Exercise prompt - Every record must appear in the response exactly as given.

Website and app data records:
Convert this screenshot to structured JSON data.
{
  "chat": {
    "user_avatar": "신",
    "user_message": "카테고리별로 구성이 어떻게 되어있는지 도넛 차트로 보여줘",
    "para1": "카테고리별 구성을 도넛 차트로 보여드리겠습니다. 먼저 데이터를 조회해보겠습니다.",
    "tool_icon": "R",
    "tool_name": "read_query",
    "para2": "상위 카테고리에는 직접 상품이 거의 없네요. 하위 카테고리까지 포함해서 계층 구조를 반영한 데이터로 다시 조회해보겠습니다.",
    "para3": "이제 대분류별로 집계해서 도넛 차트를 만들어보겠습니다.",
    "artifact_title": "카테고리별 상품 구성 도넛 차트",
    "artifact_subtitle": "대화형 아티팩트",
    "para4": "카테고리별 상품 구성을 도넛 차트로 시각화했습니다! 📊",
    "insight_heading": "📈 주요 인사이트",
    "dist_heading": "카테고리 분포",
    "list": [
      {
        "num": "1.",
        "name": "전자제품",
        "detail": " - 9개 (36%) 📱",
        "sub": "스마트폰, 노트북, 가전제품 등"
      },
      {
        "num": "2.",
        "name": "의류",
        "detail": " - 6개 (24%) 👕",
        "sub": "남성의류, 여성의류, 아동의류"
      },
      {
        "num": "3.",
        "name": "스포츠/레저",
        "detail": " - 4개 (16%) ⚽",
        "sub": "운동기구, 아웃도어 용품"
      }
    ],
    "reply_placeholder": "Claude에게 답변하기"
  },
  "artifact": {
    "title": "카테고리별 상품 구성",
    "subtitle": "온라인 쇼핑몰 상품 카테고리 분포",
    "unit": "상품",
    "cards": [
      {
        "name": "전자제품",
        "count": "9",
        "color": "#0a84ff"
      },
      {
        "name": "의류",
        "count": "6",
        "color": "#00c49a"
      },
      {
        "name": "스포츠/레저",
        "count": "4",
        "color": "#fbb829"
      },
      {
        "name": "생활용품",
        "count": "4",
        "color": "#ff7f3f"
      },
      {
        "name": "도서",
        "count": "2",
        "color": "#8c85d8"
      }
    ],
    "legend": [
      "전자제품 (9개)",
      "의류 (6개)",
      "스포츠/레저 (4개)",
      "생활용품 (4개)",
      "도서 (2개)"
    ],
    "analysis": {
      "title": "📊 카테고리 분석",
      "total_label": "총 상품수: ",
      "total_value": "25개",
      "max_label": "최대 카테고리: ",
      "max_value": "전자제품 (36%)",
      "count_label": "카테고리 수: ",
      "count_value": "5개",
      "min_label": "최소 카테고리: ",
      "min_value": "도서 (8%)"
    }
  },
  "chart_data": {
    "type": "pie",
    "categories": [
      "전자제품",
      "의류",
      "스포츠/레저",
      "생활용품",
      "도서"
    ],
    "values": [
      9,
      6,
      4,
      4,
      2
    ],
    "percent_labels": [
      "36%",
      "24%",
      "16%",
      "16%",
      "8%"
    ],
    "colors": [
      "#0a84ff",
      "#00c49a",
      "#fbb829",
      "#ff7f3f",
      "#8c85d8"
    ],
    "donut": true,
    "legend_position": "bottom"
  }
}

Answer section -
Convert this screenshot to structured JSON data.
{
  "chat": {
    "user_avatar": "신",
    "user_message": "카테고리별로 구성이 어떻게 되어있는지 도넛 차트로 보여줘",
    "para1": "카테고리별 구성을 도넛 차트로 보여드리겠습니다. 먼저 데이터를 조회해보겠습니다.",
    "tool_icon": "R",
    "tool_name": "read_query",
    "para2": "상위 카테고리에는 직접 상품이 거의 없네요. 하위 카테고리까지 포함해서 계층 구조를 반영한 데이터로 다시 조회해보겠습니다.",
    "para3": "이제 대분류별로 집계해서 도넛 차트를 만들어보겠습니다.",
    "artifact_title": "카테고리별 상품 구성 도넛 차트",
    "artifact_subtitle": "대화형 아티팩트",
    "para4": "카테고리별 상품 구성을 도넛 차트로 시각화했습니다! 📊",
    "insight_heading": "📈 주요 인사이트",
    "dist_heading": "카테고리 분포",
    "list": [
      {
        "num": "1.",
        "name": "전자제품",
        "detail": " - 9개 (36%) 📱",
        "sub": "스마트폰, 노트북, 가전제품 등"
      },
      {
        "num": "2.",
        "name": "의류",
        "detail": " - 6개 (24%) 👕",
        "sub": "남성의류, 여성의류, 아동의류"
      },
      {
        "num": "3.",
        "name": "스포츠/레저",
        "detail": " - 4개 (16%) ⚽",
        "sub": "운동기구, 아웃도어 용품"
      }
    ],
    "reply_placeholder": "Claude에게 답변하기"
  },
  "artifact": {
    "title": "카테고리별 상품 구성",
    "subtitle": "온라인 쇼핑몰 상품 카테고리 분포",
    "unit": "상품",
    "cards": [
      {
        "name": "전자제품",
        "count": "9",
        "color": "#0a84ff"
      },
      {
        "name": "의류",
        "count": "6",
        "color": "#00c49a"
      },
      {
        "name": "스포츠/레저",
        "count": "4",
        "color": "#fbb829"
      },
      {
        "name": "생활용품",
        "count": "4",
        "color": "#ff7f3f"
      },
      {
        "name": "도서",
        "count": "2",
        "color": "#8c85d8"
      }
    ],
    "legend": [
      "전자제품 (9개)",
      "의류 (6개)",
      "스포츠/레저 (4개)",
      "생활용품 (4개)",
      "도서 (2개)"
    ],
    "analysis": {
      "title": "📊 카테고리 분석",
      "total_label": "총 상품수: ",
      "total_value": "25개",
      "max_label": "최대 카테고리: ",
      "max_value": "전자제품 (36%)",
      "count_label": "카테고리 수: ",
      "count_value": "5개",
      "min_label": "최소 카테고리: ",
      "min_value": "도서 (8%)"
    }
  },
  "chart_data": {
    "type": "pie",
    "categories": [
      "전자제품",
      "의류",
      "스포츠/레저",
      "생활용품",
      "도서"
    ],
    "values": [
      9,
      6,
      4,
      4,
      2
    ],
    "percent_labels": [
      "36%",
      "24%",
      "16%",
      "16%",
      "8%"
    ],
    "colors": [
      "#0a84ff",
      "#00c49a",
      "#fbb829",
      "#ff7f3f",
      "#8c85d8"
    ],
    "donut": true,
    "legend_position": "bottom"
  }
}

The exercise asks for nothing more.